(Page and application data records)
********************
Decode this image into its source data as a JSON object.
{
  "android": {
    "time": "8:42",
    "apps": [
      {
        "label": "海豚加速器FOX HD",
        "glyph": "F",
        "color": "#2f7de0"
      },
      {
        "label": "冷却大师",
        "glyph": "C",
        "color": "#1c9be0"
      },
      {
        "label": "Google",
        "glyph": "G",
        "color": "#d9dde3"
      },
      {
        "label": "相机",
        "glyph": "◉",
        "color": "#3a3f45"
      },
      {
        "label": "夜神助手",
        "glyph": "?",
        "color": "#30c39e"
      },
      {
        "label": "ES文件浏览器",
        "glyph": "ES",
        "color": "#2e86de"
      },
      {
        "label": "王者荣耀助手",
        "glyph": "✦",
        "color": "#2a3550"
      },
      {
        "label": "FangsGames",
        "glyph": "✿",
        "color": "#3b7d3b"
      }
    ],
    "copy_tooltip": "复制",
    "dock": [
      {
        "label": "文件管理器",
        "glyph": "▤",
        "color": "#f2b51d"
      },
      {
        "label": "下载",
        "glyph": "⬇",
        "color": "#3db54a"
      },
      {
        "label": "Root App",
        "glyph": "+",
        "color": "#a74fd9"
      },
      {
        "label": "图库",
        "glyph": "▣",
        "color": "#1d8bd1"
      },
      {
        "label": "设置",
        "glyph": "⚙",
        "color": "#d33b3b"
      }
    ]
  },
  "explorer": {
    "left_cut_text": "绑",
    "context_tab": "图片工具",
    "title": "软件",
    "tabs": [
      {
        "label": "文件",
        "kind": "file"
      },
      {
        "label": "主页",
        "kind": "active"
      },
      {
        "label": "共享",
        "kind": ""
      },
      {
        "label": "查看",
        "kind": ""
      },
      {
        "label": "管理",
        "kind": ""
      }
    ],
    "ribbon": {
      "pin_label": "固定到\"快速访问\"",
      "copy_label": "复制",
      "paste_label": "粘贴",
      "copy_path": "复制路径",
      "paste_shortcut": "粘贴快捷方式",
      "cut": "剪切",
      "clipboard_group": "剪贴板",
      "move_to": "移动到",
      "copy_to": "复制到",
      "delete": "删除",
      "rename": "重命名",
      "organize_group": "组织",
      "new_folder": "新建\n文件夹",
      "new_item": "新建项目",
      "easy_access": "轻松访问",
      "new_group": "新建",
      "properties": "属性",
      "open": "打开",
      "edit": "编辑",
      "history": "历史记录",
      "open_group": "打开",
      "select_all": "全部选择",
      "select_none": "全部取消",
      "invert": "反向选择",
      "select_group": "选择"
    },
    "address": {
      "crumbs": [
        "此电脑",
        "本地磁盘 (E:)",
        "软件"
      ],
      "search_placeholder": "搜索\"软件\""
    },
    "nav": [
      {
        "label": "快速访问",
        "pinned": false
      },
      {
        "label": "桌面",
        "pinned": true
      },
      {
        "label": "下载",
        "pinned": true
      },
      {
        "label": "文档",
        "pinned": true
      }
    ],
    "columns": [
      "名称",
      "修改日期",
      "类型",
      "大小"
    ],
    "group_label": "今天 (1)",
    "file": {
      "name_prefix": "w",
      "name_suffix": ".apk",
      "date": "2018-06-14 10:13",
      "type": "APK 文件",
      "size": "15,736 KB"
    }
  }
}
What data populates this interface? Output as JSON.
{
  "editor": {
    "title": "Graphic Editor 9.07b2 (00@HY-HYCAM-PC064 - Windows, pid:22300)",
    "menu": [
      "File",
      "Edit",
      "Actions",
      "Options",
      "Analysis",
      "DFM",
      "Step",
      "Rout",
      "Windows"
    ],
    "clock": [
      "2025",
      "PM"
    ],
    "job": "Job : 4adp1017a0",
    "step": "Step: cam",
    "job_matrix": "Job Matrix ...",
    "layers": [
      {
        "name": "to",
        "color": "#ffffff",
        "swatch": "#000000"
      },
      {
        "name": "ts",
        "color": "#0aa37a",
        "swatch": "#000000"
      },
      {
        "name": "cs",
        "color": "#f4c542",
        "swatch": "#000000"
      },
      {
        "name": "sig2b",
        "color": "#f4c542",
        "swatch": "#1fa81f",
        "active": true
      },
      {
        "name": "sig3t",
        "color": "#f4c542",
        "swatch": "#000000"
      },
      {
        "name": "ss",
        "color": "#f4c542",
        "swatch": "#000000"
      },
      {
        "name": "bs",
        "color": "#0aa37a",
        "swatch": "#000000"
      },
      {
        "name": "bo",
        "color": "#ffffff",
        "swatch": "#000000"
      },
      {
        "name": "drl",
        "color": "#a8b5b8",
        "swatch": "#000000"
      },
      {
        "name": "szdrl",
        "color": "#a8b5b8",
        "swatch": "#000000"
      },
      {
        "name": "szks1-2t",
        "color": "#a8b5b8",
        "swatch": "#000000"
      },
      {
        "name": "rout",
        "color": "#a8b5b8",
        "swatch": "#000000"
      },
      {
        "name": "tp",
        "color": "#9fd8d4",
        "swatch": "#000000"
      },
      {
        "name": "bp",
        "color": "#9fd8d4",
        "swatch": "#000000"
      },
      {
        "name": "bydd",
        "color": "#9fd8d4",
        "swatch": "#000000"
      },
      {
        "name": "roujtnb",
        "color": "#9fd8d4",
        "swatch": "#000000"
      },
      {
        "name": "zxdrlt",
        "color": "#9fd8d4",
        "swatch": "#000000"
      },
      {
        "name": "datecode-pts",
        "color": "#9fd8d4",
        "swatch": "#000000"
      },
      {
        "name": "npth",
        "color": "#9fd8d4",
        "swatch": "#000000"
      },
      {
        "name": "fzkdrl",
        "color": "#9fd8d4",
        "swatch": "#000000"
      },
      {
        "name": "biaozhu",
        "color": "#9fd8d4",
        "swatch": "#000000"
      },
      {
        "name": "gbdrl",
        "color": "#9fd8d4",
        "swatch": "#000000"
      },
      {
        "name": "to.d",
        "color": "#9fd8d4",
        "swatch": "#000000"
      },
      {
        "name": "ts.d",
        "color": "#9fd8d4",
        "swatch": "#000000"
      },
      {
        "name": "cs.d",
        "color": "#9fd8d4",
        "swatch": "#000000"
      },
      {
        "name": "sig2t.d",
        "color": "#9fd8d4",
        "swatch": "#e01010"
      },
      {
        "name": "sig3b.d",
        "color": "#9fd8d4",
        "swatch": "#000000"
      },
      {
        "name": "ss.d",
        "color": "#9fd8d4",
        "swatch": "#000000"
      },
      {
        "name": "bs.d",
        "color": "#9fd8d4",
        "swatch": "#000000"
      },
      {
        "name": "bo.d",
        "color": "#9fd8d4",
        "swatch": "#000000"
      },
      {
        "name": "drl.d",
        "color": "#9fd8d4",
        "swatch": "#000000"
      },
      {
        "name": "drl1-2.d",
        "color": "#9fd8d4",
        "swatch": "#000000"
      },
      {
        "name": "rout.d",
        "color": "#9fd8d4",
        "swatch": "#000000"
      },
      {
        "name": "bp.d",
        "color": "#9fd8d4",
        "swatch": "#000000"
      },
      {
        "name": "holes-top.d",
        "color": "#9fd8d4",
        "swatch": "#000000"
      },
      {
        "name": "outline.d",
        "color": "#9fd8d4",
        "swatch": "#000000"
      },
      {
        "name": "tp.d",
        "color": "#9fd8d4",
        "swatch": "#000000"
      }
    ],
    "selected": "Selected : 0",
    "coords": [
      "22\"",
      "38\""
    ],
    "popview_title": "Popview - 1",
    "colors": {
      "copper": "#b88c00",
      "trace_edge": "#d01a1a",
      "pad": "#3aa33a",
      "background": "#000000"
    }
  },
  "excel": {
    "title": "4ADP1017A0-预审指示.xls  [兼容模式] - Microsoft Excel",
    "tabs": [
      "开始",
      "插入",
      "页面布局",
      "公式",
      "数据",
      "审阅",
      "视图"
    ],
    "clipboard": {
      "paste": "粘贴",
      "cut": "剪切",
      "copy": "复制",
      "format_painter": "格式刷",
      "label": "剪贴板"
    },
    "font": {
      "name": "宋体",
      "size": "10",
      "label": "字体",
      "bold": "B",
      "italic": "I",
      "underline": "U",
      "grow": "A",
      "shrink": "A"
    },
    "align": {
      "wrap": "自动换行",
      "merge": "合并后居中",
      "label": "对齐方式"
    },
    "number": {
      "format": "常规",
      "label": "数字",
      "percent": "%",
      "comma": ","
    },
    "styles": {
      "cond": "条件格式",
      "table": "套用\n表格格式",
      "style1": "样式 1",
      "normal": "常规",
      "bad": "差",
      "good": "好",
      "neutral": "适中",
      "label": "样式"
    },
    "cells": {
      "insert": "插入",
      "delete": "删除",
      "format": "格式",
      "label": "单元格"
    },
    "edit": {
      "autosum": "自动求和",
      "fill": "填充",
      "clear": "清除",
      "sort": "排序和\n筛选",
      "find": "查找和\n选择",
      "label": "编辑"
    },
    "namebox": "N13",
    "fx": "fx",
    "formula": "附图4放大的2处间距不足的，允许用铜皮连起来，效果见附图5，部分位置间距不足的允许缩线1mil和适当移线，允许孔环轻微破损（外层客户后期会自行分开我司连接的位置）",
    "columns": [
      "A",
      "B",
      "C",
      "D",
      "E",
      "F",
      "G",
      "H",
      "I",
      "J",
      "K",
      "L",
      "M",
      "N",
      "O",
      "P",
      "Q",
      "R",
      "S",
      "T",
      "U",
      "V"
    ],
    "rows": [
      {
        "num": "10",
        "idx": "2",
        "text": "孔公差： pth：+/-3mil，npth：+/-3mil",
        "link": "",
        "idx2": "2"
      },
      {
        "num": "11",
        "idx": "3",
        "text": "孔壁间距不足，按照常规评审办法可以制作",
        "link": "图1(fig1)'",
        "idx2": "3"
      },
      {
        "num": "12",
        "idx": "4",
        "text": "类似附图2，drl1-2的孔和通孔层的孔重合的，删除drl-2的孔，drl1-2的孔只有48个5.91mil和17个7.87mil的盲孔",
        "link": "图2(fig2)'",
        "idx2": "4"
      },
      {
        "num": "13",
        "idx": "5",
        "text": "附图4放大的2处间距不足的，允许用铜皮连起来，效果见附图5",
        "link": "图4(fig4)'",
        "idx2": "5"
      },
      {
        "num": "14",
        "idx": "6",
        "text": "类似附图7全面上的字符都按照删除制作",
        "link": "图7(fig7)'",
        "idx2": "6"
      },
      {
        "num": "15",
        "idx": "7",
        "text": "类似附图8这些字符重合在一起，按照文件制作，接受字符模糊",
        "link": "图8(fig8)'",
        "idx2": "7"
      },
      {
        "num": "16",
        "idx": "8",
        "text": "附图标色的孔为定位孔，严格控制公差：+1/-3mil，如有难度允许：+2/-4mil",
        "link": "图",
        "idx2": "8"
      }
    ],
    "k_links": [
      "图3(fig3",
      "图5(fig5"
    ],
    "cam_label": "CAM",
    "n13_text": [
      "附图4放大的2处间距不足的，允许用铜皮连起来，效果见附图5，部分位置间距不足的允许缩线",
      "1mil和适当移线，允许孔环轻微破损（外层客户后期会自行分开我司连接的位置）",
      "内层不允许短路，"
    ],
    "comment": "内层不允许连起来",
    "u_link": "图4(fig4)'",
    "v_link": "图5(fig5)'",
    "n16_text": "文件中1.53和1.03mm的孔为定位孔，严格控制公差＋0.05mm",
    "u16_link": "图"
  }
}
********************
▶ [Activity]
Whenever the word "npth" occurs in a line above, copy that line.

▶ [Written answer]
        "name": "npth",
        "text": "孔公差： pth：+/-3mil，npth：+/-3mil",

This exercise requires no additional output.